Rangsiman faces charges from 2016 after weekend protest

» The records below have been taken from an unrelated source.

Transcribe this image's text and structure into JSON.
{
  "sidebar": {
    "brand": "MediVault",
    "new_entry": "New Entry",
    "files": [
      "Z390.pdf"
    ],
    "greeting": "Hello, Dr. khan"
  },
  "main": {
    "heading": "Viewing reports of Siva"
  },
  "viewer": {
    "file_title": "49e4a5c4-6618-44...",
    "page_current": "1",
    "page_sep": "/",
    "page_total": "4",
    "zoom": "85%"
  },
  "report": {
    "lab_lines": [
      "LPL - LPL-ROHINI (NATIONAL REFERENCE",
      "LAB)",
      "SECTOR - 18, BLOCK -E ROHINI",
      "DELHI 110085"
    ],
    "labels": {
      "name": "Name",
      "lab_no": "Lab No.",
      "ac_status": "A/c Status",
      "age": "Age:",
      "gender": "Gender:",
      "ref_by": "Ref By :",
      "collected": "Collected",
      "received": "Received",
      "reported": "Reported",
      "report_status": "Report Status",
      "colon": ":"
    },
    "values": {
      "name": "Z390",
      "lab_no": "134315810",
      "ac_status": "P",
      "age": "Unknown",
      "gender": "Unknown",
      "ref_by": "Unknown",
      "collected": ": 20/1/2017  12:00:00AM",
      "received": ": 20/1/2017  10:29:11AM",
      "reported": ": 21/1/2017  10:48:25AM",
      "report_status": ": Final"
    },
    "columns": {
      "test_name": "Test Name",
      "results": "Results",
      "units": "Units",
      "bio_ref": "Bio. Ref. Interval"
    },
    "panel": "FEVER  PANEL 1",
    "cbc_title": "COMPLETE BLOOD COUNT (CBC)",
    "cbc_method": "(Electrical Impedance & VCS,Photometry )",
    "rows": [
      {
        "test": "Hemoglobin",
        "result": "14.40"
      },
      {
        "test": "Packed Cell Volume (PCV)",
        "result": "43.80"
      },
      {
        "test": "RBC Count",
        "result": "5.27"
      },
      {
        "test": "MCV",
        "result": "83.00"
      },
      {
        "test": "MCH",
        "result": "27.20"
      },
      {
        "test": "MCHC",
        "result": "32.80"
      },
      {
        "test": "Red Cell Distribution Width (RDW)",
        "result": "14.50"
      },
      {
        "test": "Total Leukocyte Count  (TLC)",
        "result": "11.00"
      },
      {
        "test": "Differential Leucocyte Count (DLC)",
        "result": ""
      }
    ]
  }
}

After Rangsiman Rome led a protest on Saturday attended by hundreds, Bangkok police transferred the pro-democracy activist to Khon Kaen to face prosecution for campaigning against the junta’s constitution in 2016. 
 
On 11 February 2018, police transferred Rangsiman from Bangkok to Mueang Khon Kaen Police Station to hear charges of violating the Head of the National Council for Peace and Order’s (NCPO) Order 3/2015, the junta’s ban on political gatherings of five people or more. The accusations relate to Rome’s participation in a public seminar criticising the junta’s constitution on 31 July 2016.
 
The authorities granted Rangsiman bail after he offered 10,000 baht as surety. He and eight other suspects will be tried at the Khon Kaen Provincial Court on 23 March. Two among the eight are staff from Thai Lawyers for Human Rights (TLHR) who merely observed the event.
 
Before the transfer to Khon Kaen, Rangsiman joined a rally themed “Stop prolonging power, stop postponing elections” at the Democracy Monument, Bangkok. Some 500 people participated in the protest urging the NCPO to step down. 
 
After the event finished, Rangsiman and two other activists who led the protest reported to the police. The authorities accused them of sedition and violating the junta’s ban on public assemblies for staging an earlier protest on 27 January at the skywalk near MBK department store. 
 
The police accepted the Thai Academic Network for Civil Rights’ offer of 100,000 baht as bail surety for each activist. However, Rome was transferred to Khon Kaen to face his outstanding charges. 
 
 
A Khon Kaen police officer records Rangsiman’s fingerprints